**Work request**: Without skipping anything, print all of the data exactly.

**Materials provided**:

* * * * * * *

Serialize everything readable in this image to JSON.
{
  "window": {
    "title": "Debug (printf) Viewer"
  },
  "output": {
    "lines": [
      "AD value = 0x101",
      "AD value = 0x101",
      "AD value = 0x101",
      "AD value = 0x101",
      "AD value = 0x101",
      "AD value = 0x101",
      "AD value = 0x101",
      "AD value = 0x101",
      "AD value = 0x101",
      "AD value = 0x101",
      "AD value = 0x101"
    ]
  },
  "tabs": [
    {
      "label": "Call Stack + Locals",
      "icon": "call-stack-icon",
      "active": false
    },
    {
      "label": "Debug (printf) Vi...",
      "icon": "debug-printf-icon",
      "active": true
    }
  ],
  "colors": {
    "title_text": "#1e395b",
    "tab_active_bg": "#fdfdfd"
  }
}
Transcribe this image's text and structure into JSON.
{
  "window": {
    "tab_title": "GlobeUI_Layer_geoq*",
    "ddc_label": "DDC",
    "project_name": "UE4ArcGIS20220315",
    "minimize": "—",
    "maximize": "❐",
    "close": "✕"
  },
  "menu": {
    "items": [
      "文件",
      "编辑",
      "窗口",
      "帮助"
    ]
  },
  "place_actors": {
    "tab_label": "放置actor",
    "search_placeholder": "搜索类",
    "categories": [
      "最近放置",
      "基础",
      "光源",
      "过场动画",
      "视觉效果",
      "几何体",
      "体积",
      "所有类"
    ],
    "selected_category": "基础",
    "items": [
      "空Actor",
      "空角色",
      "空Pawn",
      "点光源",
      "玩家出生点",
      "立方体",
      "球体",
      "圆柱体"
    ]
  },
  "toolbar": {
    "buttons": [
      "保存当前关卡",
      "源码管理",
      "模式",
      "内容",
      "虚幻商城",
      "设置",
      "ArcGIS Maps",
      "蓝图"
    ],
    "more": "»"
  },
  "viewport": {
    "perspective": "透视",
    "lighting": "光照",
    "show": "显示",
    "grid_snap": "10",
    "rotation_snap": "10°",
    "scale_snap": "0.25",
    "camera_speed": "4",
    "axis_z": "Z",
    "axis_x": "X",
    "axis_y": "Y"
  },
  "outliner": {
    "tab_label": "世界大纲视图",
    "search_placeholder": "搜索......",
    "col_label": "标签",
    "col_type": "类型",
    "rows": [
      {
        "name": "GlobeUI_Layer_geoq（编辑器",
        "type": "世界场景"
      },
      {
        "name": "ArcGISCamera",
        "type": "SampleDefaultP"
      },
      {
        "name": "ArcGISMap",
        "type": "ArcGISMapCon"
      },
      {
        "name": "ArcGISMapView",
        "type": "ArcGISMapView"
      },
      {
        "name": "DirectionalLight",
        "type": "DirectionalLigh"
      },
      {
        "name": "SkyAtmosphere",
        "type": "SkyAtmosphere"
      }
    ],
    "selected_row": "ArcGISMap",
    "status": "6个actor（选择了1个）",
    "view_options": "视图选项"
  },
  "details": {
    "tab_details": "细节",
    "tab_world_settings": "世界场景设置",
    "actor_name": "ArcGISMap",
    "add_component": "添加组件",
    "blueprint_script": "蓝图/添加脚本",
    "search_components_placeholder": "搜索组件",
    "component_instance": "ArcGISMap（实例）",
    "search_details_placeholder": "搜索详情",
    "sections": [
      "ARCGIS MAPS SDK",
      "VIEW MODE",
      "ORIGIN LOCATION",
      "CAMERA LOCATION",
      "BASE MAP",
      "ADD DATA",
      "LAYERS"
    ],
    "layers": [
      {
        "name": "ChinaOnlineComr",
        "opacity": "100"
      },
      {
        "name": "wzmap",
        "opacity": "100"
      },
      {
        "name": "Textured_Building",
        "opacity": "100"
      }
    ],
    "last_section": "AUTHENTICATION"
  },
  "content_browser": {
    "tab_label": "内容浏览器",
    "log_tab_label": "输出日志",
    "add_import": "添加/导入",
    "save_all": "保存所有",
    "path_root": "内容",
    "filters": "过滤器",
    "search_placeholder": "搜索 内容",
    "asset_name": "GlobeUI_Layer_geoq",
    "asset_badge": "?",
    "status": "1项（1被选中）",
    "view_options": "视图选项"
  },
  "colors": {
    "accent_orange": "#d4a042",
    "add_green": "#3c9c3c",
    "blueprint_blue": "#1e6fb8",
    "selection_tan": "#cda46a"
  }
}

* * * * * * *

**Task output**:
Serialize everything readable in this image to JSON.
{
  "window": {
    "title": "Debug (printf) Viewer"
  },
  "output": {
    "lines": [
      "AD value = 0x101",
      "AD value = 0x101",
      "AD value = 0x101",
      "AD value = 0x101",
      "AD value = 0x101",
      "AD value = 0x101",
      "AD value = 0x101",
      "AD value = 0x101",
      "AD value = 0x101",
      "AD value = 0x101",
      "AD value = 0x101"
    ]
  },
  "tabs": [
    {
      "label": "Call Stack + Locals",
      "icon": "call-stack-icon",
      "active": false
    },
    {
      "label": "Debug (printf) Vi...",
      "icon": "debug-printf-icon",
      "active": true
    }
  ],
  "colors": {
    "title_text": "#1e395b",
    "tab_active_bg": "#fdfdfd"
  }
}
Transcribe this image's text and structure into JSON.
{
  "window": {
    "tab_title": "GlobeUI_Layer_geoq*",
    "ddc_label": "DDC",
    "project_name": "UE4ArcGIS20220315",
    "minimize": "—",
    "maximize": "❐",
    "close": "✕"
  },
  "menu": {
    "items": [
      "文件",
      "编辑",
      "窗口",
      "帮助"
    ]
  },
  "place_actors": {
    "tab_label": "放置actor",
    "search_placeholder": "搜索类",
    "categories": [
      "最近放置",
      "基础",
      "光源",
      "过场动画",
      "视觉效果",
      "几何体",
      "体积",
      "所有类"
    ],
    "selected_category": "基础",
    "items": [
      "空Actor",
      "空角色",
      "空Pawn",
      "点光源",
      "玩家出生点",
      "立方体",
      "球体",
      "圆柱体"
    ]
  },
  "toolbar": {
    "buttons": [
      "保存当前关卡",
      "源码管理",
      "模式",
      "内容",
      "虚幻商城",
      "设置",
      "ArcGIS Maps",
      "蓝图"
    ],
    "more": "»"
  },
  "viewport": {
    "perspective": "透视",
    "lighting": "光照",
    "show": "显示",
    "grid_snap": "10",
    "rotation_snap": "10°",
    "scale_snap": "0.25",
    "camera_speed": "4",
    "axis_z": "Z",
    "axis_x": "X",
    "axis_y": "Y"
  },
  "outliner": {
    "tab_label": "世界大纲视图",
    "search_placeholder": "搜索......",
    "col_label": "标签",
    "col_type": "类型",
    "rows": [
      {
        "name": "GlobeUI_Layer_geoq（编辑器",
        "type": "世界场景"
      },
      {
        "name": "ArcGISCamera",
        "type": "SampleDefaultP"
      },
      {
        "name": "ArcGISMap",
        "type": "ArcGISMapCon"
      },
      {
        "name": "ArcGISMapView",
        "type": "ArcGISMapView"
      },
      {
        "name": "DirectionalLight",
        "type": "DirectionalLigh"
      },
      {
        "name": "SkyAtmosphere",
        "type": "SkyAtmosphere"
      }
    ],
    "selected_row": "ArcGISMap",
    "status": "6个actor（选择了1个）",
    "view_options": "视图选项"
  },
  "details": {
    "tab_details": "细节",
    "tab_world_settings": "世界场景设置",
    "actor_name": "ArcGISMap",
    "add_component": "添加组件",
    "blueprint_script": "蓝图/添加脚本",
    "search_components_placeholder": "搜索组件",
    "component_instance": "ArcGISMap（实例）",
    "search_details_placeholder": "搜索详情",
    "sections": [
      "ARCGIS MAPS SDK",
      "VIEW MODE",
      "ORIGIN LOCATION",
      "CAMERA LOCATION",
      "BASE MAP",
      "ADD DATA",
      "LAYERS"
    ],
    "layers": [
      {
        "name": "ChinaOnlineComr",
        "opacity": "100"
      },
      {
        "name": "wzmap",
        "opacity": "100"
      },
      {
        "name": "Textured_Building",
        "opacity": "100"
      }
    ],
    "last_section": "AUTHENTICATION"
  },
  "content_browser": {
    "tab_label": "内容浏览器",
    "log_tab_label": "输出日志",
    "add_import": "添加/导入",
    "save_all": "保存所有",
    "path_root": "内容",
    "filters": "过滤器",
    "search_placeholder": "搜索 内容",
    "asset_name": "GlobeUI_Layer_geoq",
    "asset_badge": "?",
    "status": "1项（1被选中）",
    "view_options": "视图选项"
  },
  "colors": {
    "accent_orange": "#d4a042",
    "add_green": "#3c9c3c",
    "blueprint_blue": "#1e6fb8",
    "selection_tan": "#cda46a"
  }
}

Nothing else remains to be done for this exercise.